=== Begin Enclosure ===

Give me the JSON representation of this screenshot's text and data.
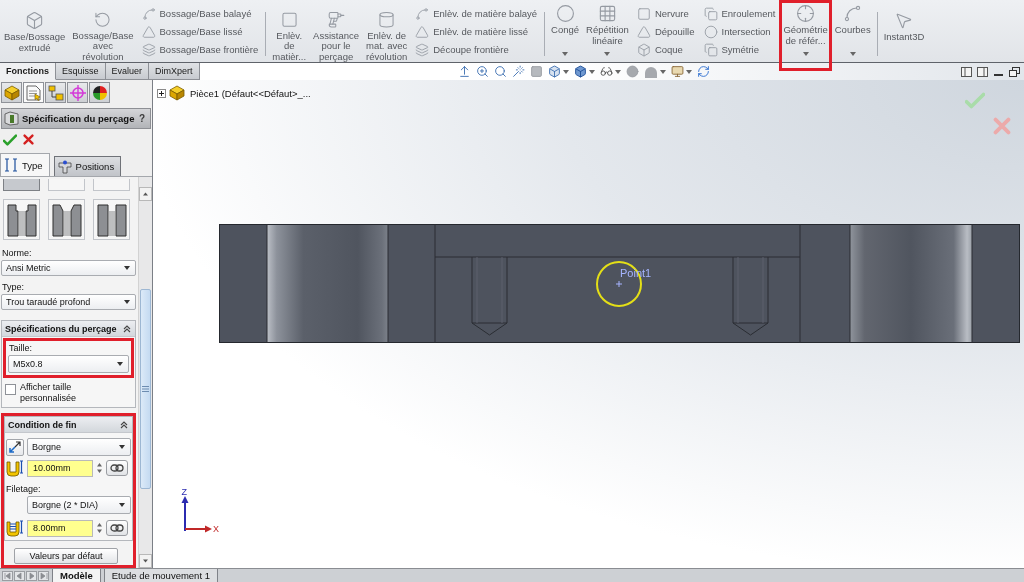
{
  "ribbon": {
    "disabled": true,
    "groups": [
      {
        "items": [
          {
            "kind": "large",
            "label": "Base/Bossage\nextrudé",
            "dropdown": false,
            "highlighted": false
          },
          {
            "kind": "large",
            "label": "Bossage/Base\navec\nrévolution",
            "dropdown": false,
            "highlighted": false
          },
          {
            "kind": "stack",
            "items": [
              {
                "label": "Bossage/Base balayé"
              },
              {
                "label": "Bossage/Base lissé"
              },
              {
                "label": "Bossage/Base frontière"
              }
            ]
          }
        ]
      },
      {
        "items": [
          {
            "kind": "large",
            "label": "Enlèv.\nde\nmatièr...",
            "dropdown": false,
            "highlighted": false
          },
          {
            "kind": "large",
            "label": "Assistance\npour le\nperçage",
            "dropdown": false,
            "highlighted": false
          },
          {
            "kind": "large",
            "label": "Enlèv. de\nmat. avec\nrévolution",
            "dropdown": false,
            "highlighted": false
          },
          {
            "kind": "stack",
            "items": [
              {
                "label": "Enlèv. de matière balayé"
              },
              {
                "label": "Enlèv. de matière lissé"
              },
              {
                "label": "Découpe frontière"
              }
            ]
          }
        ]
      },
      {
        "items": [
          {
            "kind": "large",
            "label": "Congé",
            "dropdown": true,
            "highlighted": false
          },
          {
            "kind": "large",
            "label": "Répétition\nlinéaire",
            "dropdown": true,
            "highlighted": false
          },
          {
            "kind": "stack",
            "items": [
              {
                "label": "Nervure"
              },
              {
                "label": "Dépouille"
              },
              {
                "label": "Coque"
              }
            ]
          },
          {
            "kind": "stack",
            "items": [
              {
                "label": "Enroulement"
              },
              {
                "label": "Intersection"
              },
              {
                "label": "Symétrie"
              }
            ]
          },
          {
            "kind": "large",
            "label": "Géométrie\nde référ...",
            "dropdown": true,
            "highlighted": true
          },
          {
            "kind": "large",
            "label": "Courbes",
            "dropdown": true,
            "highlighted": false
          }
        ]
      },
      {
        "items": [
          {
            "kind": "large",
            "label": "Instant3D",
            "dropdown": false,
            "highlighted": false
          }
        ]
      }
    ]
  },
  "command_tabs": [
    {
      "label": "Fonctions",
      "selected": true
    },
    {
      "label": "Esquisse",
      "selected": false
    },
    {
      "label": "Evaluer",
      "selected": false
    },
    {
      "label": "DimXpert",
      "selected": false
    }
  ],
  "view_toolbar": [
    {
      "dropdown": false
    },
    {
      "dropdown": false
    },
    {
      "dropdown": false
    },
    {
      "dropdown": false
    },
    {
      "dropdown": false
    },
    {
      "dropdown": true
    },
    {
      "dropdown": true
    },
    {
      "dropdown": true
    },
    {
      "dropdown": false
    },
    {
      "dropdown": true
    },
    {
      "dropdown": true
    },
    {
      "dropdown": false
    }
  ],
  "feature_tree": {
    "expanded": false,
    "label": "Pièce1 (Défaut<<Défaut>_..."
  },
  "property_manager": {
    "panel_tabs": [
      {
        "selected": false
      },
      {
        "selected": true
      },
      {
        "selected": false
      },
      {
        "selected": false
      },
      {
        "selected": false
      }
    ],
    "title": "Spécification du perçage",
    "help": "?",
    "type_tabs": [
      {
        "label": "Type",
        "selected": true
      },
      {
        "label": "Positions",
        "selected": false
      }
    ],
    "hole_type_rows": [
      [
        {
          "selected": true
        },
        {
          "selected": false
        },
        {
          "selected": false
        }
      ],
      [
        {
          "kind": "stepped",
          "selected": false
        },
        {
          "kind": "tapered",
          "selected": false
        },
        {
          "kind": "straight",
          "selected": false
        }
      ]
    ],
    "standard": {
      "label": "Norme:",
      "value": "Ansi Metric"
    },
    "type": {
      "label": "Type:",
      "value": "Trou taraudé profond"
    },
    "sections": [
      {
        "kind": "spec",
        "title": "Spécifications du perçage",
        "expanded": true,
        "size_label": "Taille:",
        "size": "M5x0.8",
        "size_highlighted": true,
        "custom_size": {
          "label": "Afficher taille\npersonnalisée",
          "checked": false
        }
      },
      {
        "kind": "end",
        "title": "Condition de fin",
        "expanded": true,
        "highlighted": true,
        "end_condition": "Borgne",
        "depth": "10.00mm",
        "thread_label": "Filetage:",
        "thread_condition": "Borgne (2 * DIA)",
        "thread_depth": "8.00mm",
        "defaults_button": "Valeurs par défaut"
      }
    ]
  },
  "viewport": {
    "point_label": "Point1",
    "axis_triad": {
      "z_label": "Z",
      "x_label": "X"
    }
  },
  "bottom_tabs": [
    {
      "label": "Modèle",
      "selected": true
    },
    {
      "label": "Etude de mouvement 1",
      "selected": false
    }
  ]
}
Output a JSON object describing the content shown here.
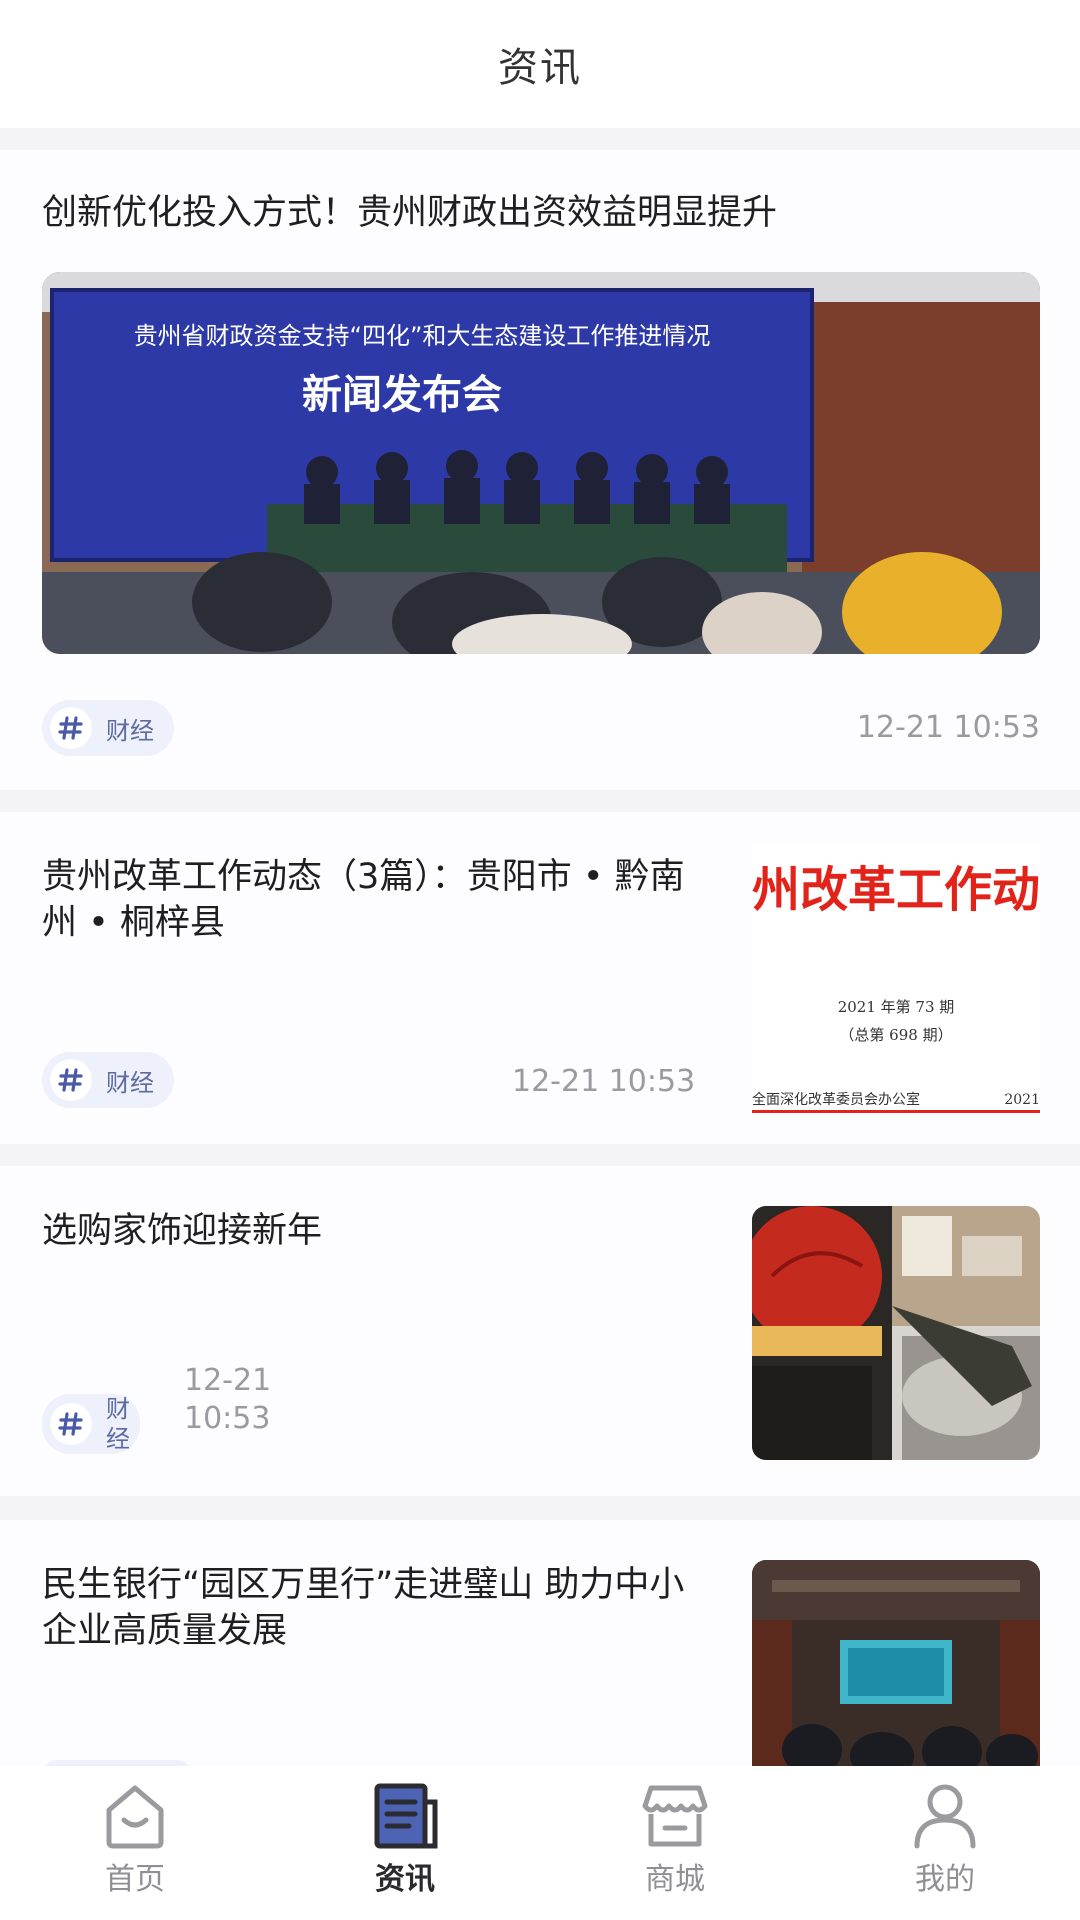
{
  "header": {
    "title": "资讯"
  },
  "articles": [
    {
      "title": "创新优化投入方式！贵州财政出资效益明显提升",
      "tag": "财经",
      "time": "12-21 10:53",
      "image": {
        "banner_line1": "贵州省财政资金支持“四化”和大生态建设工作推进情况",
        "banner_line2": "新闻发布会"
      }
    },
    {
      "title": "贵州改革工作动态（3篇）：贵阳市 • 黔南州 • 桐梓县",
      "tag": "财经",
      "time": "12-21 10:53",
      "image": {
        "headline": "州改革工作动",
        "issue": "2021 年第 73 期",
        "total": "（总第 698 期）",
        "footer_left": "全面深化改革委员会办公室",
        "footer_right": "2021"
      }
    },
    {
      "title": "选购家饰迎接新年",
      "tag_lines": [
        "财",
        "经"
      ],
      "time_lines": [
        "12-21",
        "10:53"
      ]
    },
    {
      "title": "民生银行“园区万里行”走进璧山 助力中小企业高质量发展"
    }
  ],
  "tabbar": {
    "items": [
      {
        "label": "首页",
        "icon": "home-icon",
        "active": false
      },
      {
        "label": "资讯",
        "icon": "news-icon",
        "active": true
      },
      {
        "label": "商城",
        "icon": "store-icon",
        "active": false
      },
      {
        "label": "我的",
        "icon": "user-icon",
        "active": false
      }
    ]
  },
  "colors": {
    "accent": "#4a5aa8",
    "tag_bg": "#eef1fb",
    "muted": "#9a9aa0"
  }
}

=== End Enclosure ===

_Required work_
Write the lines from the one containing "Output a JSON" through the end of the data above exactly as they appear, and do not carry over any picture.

_The answer_
Output a JSON object describing the content shown here.
{
  "header": {
    "title": "资讯"
  },
  "articles": [
    {
      "title": "创新优化投入方式！贵州财政出资效益明显提升",
      "tag": "财经",
      "time": "12-21 10:53",
      "image": {
        "banner_line1": "贵州省财政资金支持“四化”和大生态建设工作推进情况",
        "banner_line2": "新闻发布会"
      }
    },
    {
      "title": "贵州改革工作动态（3篇）：贵阳市 • 黔南州 • 桐梓县",
      "tag": "财经",
      "time": "12-21 10:53",
      "image": {
        "headline": "州改革工作动",
        "issue": "2021 年第 73 期",
        "total": "（总第 698 期）",
        "footer_left": "全面深化改革委员会办公室",
        "footer_right": "2021"
      }
    },
    {
      "title": "选购家饰迎接新年",
      "tag_lines": [
        "财",
        "经"
      ],
      "time_lines": [
        "12-21",
        "10:53"
      ]
    },
    {
      "title": "民生银行“园区万里行”走进璧山 助力中小企业高质量发展"
    }
  ],
  "tabbar": {
    "items": [
      {
        "label": "首页",
        "icon": "home-icon",
        "active": false
      },
      {
        "label": "资讯",
        "icon": "news-icon",
        "active": true
      },
      {
        "label": "商城",
        "icon": "store-icon",
        "active": false
      },
      {
        "label": "我的",
        "icon": "user-icon",
        "active": false
      }
    ]
  },
  "colors": {
    "accent": "#4a5aa8",
    "tag_bg": "#eef1fb",
    "muted": "#9a9aa0"
  }
}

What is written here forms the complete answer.